Global food producer Nestle is undergoing a digital transformation through its Connected Worker initiative, which focuses on improving operations by increasing the paperless flow of information to facilitate better decision-making. José Luis Buela Salazar, Nestlé’s Eurozone Maintenance Manager, oversees efforts to improve process control and maintenance performance for the company’s 120 plants in Europe.
“Condition monitoring is a long journey,” he says. “We used to rely on a lengthy ‘Level One’ process: on-the-job knowledge experts assess performance and write reports to determine alarm system settings and maintenance schedules. We are now moving into a ‘4.0’ process, where data sensors are online and our maintenance planning processes are predictive, where artificial intelligence is used to predict failures based on historical data collected from hundreds of sensors, often on an hourly basis.” of Nestlé’s global facilities utilize advanced condition and process parameter monitoring, which Buela Salazar says has reduced maintenance costs by 5% and increased equipment performance by 5% to 7%.
Buela Salazar says much of this improvement is due to an ever-dense array of IoT-based sensors (each factory has between 150 and 300), “collecting increasingly reliable data, allowing us to see even small degradations in a early stage, giving us more time to respond and reducing our need for remote maintenance solutions.” Currently, explains Buela Salazar, the carbon reduction benefits of condition-based maintenance are implicit, but this is changing rapidly.

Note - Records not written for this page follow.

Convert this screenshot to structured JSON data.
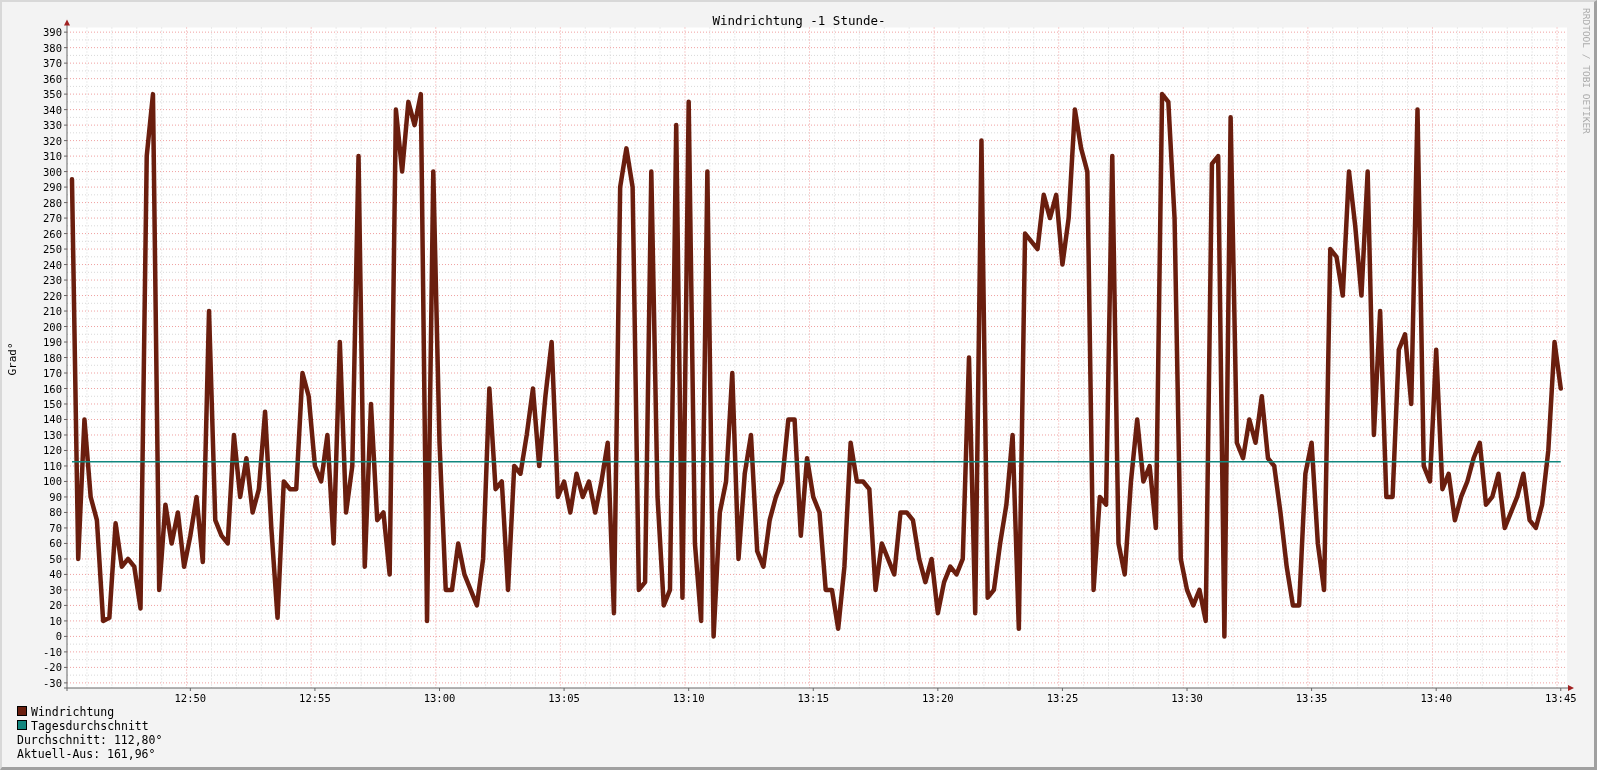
{
  "chart_data": {
    "type": "line",
    "title": "Windrichtung -1 Stunde-",
    "ylabel": "Grad°",
    "grid": true,
    "legend": true,
    "ylim": [
      -33.3,
      393
    ],
    "yticks": [
      -30,
      -20,
      -10,
      0,
      10,
      20,
      30,
      40,
      50,
      60,
      70,
      80,
      90,
      100,
      110,
      120,
      130,
      140,
      150,
      160,
      170,
      180,
      190,
      200,
      210,
      220,
      230,
      240,
      250,
      260,
      270,
      280,
      290,
      300,
      310,
      320,
      330,
      340,
      350,
      360,
      370,
      380,
      390
    ],
    "categories": [
      null,
      null,
      null,
      null,
      null,
      null,
      null,
      null,
      null,
      null,
      null,
      null,
      null,
      null,
      null,
      null,
      null,
      null,
      null,
      "12:50",
      null,
      null,
      null,
      null,
      null,
      null,
      null,
      null,
      null,
      null,
      null,
      null,
      null,
      null,
      null,
      null,
      null,
      null,
      null,
      "12:55",
      null,
      null,
      null,
      null,
      null,
      null,
      null,
      null,
      null,
      null,
      null,
      null,
      null,
      null,
      null,
      null,
      null,
      null,
      null,
      "13:00",
      null,
      null,
      null,
      null,
      null,
      null,
      null,
      null,
      null,
      null,
      null,
      null,
      null,
      null,
      null,
      null,
      null,
      null,
      null,
      "13:05",
      null,
      null,
      null,
      null,
      null,
      null,
      null,
      null,
      null,
      null,
      null,
      null,
      null,
      null,
      null,
      null,
      null,
      null,
      null,
      "13:10",
      null,
      null,
      null,
      null,
      null,
      null,
      null,
      null,
      null,
      null,
      null,
      null,
      null,
      null,
      null,
      null,
      null,
      null,
      null,
      "13:15",
      null,
      null,
      null,
      null,
      null,
      null,
      null,
      null,
      null,
      null,
      null,
      null,
      null,
      null,
      null,
      null,
      null,
      null,
      null,
      "13:20",
      null,
      null,
      null,
      null,
      null,
      null,
      null,
      null,
      null,
      null,
      null,
      null,
      null,
      null,
      null,
      null,
      null,
      null,
      null,
      "13:25",
      null,
      null,
      null,
      null,
      null,
      null,
      null,
      null,
      null,
      null,
      null,
      null,
      null,
      null,
      null,
      null,
      null,
      null,
      null,
      "13:30",
      null,
      null,
      null,
      null,
      null,
      null,
      null,
      null,
      null,
      null,
      null,
      null,
      null,
      null,
      null,
      null,
      null,
      null,
      null,
      "13:35",
      null,
      null,
      null,
      null,
      null,
      null,
      null,
      null,
      null,
      null,
      null,
      null,
      null,
      null,
      null,
      null,
      null,
      null,
      null,
      "13:40",
      null,
      null,
      null,
      null,
      null,
      null,
      null,
      null,
      null,
      null,
      null,
      null,
      null,
      null,
      null,
      null,
      null,
      null,
      null,
      "13:45"
    ],
    "series": [
      {
        "name": "Windrichtung",
        "color": "#6a1e0e",
        "values": [
          295,
          50,
          140,
          90,
          75,
          10,
          12,
          73,
          45,
          50,
          45,
          18,
          310,
          350,
          30,
          85,
          60,
          80,
          45,
          65,
          90,
          48,
          210,
          75,
          65,
          60,
          130,
          90,
          115,
          80,
          95,
          145,
          70,
          12,
          100,
          95,
          95,
          170,
          155,
          110,
          100,
          130,
          60,
          190,
          80,
          110,
          310,
          45,
          150,
          75,
          80,
          40,
          340,
          300,
          345,
          330,
          350,
          10,
          300,
          125,
          30,
          30,
          60,
          40,
          30,
          20,
          50,
          160,
          95,
          100,
          30,
          110,
          105,
          130,
          160,
          110,
          155,
          190,
          90,
          100,
          80,
          105,
          90,
          100,
          80,
          100,
          125,
          15,
          290,
          315,
          290,
          30,
          35,
          300,
          90,
          20,
          30,
          330,
          25,
          345,
          60,
          10,
          300,
          0,
          80,
          100,
          170,
          50,
          105,
          130,
          55,
          45,
          75,
          90,
          100,
          140,
          140,
          65,
          115,
          90,
          80,
          30,
          30,
          5,
          45,
          125,
          100,
          100,
          95,
          30,
          60,
          50,
          40,
          80,
          80,
          75,
          50,
          35,
          50,
          15,
          35,
          45,
          40,
          50,
          180,
          15,
          320,
          25,
          30,
          60,
          85,
          130,
          5,
          260,
          255,
          250,
          285,
          270,
          285,
          240,
          270,
          340,
          315,
          300,
          30,
          90,
          85,
          310,
          60,
          40,
          100,
          140,
          100,
          110,
          70,
          350,
          345,
          270,
          50,
          30,
          20,
          30,
          10,
          305,
          310,
          0,
          335,
          125,
          115,
          140,
          125,
          155,
          115,
          110,
          80,
          45,
          20,
          20,
          105,
          125,
          60,
          30,
          250,
          245,
          220,
          300,
          265,
          220,
          300,
          130,
          210,
          90,
          90,
          185,
          195,
          150,
          340,
          110,
          100,
          185,
          95,
          105,
          75,
          90,
          100,
          115,
          125,
          85,
          90,
          105,
          70,
          80,
          90,
          105,
          75,
          70,
          85,
          120,
          190,
          160
        ]
      },
      {
        "name": "Tagesdurchschnitt",
        "color": "#13877f",
        "values": [
          112.8,
          112.8,
          112.8,
          112.8,
          112.8,
          112.8,
          112.8,
          112.8,
          112.8,
          112.8,
          112.8,
          112.8,
          112.8,
          112.8,
          112.8,
          112.8,
          112.8,
          112.8,
          112.8,
          112.8,
          112.8,
          112.8,
          112.8,
          112.8,
          112.8,
          112.8,
          112.8,
          112.8,
          112.8,
          112.8,
          112.8,
          112.8,
          112.8,
          112.8,
          112.8,
          112.8,
          112.8,
          112.8,
          112.8,
          112.8,
          112.8,
          112.8,
          112.8,
          112.8,
          112.8,
          112.8,
          112.8,
          112.8,
          112.8,
          112.8,
          112.8,
          112.8,
          112.8,
          112.8,
          112.8,
          112.8,
          112.8,
          112.8,
          112.8,
          112.8,
          112.8,
          112.8,
          112.8,
          112.8,
          112.8,
          112.8,
          112.8,
          112.8,
          112.8,
          112.8,
          112.8,
          112.8,
          112.8,
          112.8,
          112.8,
          112.8,
          112.8,
          112.8,
          112.8,
          112.8,
          112.8,
          112.8,
          112.8,
          112.8,
          112.8,
          112.8,
          112.8,
          112.8,
          112.8,
          112.8,
          112.8,
          112.8,
          112.8,
          112.8,
          112.8,
          112.8,
          112.8,
          112.8,
          112.8,
          112.8,
          112.8,
          112.8,
          112.8,
          112.8,
          112.8,
          112.8,
          112.8,
          112.8,
          112.8,
          112.8,
          112.8,
          112.8,
          112.8,
          112.8,
          112.8,
          112.8,
          112.8,
          112.8,
          112.8,
          112.8,
          112.8,
          112.8,
          112.8,
          112.8,
          112.8,
          112.8,
          112.8,
          112.8,
          112.8,
          112.8,
          112.8,
          112.8,
          112.8,
          112.8,
          112.8,
          112.8,
          112.8,
          112.8,
          112.8,
          112.8,
          112.8,
          112.8,
          112.8,
          112.8,
          112.8,
          112.8,
          112.8,
          112.8,
          112.8,
          112.8,
          112.8,
          112.8,
          112.8,
          112.8,
          112.8,
          112.8,
          112.8,
          112.8,
          112.8,
          112.8,
          112.8,
          112.8,
          112.8,
          112.8,
          112.8,
          112.8,
          112.8,
          112.8,
          112.8,
          112.8,
          112.8,
          112.8,
          112.8,
          112.8,
          112.8,
          112.8,
          112.8,
          112.8,
          112.8,
          112.8,
          112.8,
          112.8,
          112.8,
          112.8,
          112.8,
          112.8,
          112.8,
          112.8,
          112.8,
          112.8,
          112.8,
          112.8,
          112.8,
          112.8,
          112.8,
          112.8,
          112.8,
          112.8,
          112.8,
          112.8,
          112.8,
          112.8,
          112.8,
          112.8,
          112.8,
          112.8,
          112.8,
          112.8,
          112.8,
          112.8,
          112.8,
          112.8,
          112.8,
          112.8,
          112.8,
          112.8,
          112.8,
          112.8,
          112.8,
          112.8,
          112.8,
          112.8,
          112.8,
          112.8,
          112.8,
          112.8,
          112.8,
          112.8,
          112.8,
          112.8,
          112.8,
          112.8,
          112.8,
          112.8,
          112.8,
          112.8,
          112.8,
          112.8,
          112.8,
          112.8
        ]
      }
    ]
  },
  "legend_notes": [
    "Durchschnitt: 112,80°",
    "Aktuell-Aus: 161,96°"
  ],
  "credit": "RRDTOOL / TOBI OETIKER"
}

“We have a major energy-intensive equipment initiative to install IoT sensors for all such machines in 500 facilities worldwide to monitor water, gas and energy consumption for each machine and make correlations with the respective process performance data,” he says. This will help Nestle reduce energy consumption in production by 5% by 2023. Going forward, such correlation analysis will help Nestle perform “big data analysis to optimize production line configurations at an integrated level of carbon” by combining insights from material utilization measurements , energy efficiency of machines, rotational schedules for motors and gearboxes and as many as 100 other parameters in a complex food production facility, Buela Salazar added. “By integrating all this data with IoT and machine learning, we can see what we haven’t been able to see until now.”